Bankruptcy Filings Surged in First Quarter of 2007
WASHINGTON (AP) — Spurred by a sputtering U.S. economy, bankruptcy filings are on the rise in 2007, an increase analysts predict will continue.
In the first three months of 2007, business bankruptcy filings rose 60 percent and consumer filings increased by 70 percent, compared with the first three months of 2006, according to data collected by Jupiter eSources LLC, an Oklahoma City company that runs a bankruptcy database called Automated Access to Court Electronic Records, or AACER.
"Bankruptcies are definitely on the rise," said Jupiter Chief Manager Michael A. Bickford. "There’s no question."
The AACER database, which receives daily filing updates from every court in the nation, reports that overall daily filing averages have climbed by 26 percent since January. On average, 3,316 cases were filed each day last month. AACER categorizes consumer filings differently than the PACER system run by the Administrative Office of the U.S. Courts, which accounts for slight number variations.
Bankruptcy filings hit an all-time low in 2006, when major corporations enjoyed fat profits and consumer spending was high. Analysts said that drop in filings also reflected a tough new bankruptcy law that took effect in October 2005. The law made bankruptcy an unattractive option for consumers and businesses alike.
The drop, accordingly, was interpreted by some framers of the new laws as a vindication of the Bankruptcy Abuse Prevention and Consumer Protection Act of 2005. In a statement last year, Sen. Charles Grassley, R-Iowa, said "It’s fair to say that bankruptcy reform has been a success for our economy."
Many bankruptcy experts, however, argued that a strong rebound in filings was inevitable as the economy lost steam. Experts attribute the current upswing in filings to the skyrocketing rate of home foreclosures and dwindling refinancing rates.
"It looks to me like the economy is deteriorating," said Bickford. "A prevalent factor is the increase in residential defaults on home mortgages and the subprime situation that’s going on."

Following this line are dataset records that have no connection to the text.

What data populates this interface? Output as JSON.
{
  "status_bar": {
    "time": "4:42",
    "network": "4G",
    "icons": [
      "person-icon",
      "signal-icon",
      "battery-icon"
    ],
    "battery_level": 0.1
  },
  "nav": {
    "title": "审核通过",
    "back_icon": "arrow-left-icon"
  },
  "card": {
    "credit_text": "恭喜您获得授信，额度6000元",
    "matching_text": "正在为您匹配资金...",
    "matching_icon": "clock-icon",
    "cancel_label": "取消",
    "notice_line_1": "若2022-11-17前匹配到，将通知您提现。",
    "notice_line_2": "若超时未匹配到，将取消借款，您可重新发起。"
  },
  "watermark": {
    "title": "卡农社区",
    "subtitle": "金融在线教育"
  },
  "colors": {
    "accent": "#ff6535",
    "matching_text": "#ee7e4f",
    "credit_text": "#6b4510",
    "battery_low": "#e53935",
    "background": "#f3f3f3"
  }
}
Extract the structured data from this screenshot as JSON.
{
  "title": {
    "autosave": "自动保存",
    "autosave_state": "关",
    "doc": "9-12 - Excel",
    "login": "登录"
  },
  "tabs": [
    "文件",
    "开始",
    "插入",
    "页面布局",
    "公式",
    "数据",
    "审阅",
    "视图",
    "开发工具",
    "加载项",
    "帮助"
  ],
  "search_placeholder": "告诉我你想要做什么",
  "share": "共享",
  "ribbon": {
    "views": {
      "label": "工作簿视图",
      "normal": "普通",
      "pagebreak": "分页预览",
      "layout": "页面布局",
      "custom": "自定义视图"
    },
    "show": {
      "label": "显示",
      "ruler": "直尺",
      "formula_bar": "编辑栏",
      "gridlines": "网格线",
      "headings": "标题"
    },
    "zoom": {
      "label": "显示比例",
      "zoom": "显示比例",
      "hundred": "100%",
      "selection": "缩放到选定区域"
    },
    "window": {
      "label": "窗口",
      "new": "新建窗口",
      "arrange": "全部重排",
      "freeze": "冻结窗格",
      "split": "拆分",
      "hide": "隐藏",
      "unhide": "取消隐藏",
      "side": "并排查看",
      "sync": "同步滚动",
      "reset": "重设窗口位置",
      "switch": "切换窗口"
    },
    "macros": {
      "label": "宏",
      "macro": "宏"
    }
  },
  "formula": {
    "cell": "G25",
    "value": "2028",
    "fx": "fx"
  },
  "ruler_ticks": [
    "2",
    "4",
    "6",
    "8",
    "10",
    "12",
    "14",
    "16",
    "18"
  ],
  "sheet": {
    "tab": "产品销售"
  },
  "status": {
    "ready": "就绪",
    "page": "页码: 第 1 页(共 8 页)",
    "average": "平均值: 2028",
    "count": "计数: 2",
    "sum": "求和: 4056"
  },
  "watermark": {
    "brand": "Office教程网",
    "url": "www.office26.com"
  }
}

On Monday, subprime lender New Century Financial Corp. filed for Chapter 11 bankruptcy protection. At least four others, People’s Choice Home Loan Inc., Mortgage Lenders Network USA Inc., ResMae Mortgage Corp. and Ownit Mortgage Solutions Inc., have also filed for bankruptcy. The subprime market is threatened by lessening liquidity and increasing defaults
Bickford said total U.S. bankruptcy filings could reach 1 million cases this year, signaling a return to levels seen before the new bankruptcy laws took effect.
The American Bankruptcy Institute, which gets its information from the Administrative Office of the U.S. Courts, reports a 46 percent filing increase from January to March. Last month boasted the highest filing rate in a single month since the Bankruptcy Prevention Act and Consumer Protection Act took affect in 2005.
Data from the Alexandria, Va., organization shows a steady increase in filings so far in 2007, with about 50,000 cases filed in January, 55,000 in February and more than 73,000 in March.
"The next boom here is coming, but probably not until late 2007 at the earliest," said Samuel Gerdano, ABI’s executive director.
"The slightly upward trend seems to be continuing," Gerdano said. "But we’ll need to look at numbers over a longer period of time to properly characterize it."
The week before the new bankruptcy law took affect in October 2005, an onslaught of 500,000 consumers raced to file a daily average of 70,000 filings, according to ABI. The new rules imposed tougher filing restrictions designed to keep bankruptcy numbers low.
"That surge exhausted a lot of the demand for bankruptcy," said Lois R. Lupica, law professor at the University of Maine. "But the exhausted demand is expiring."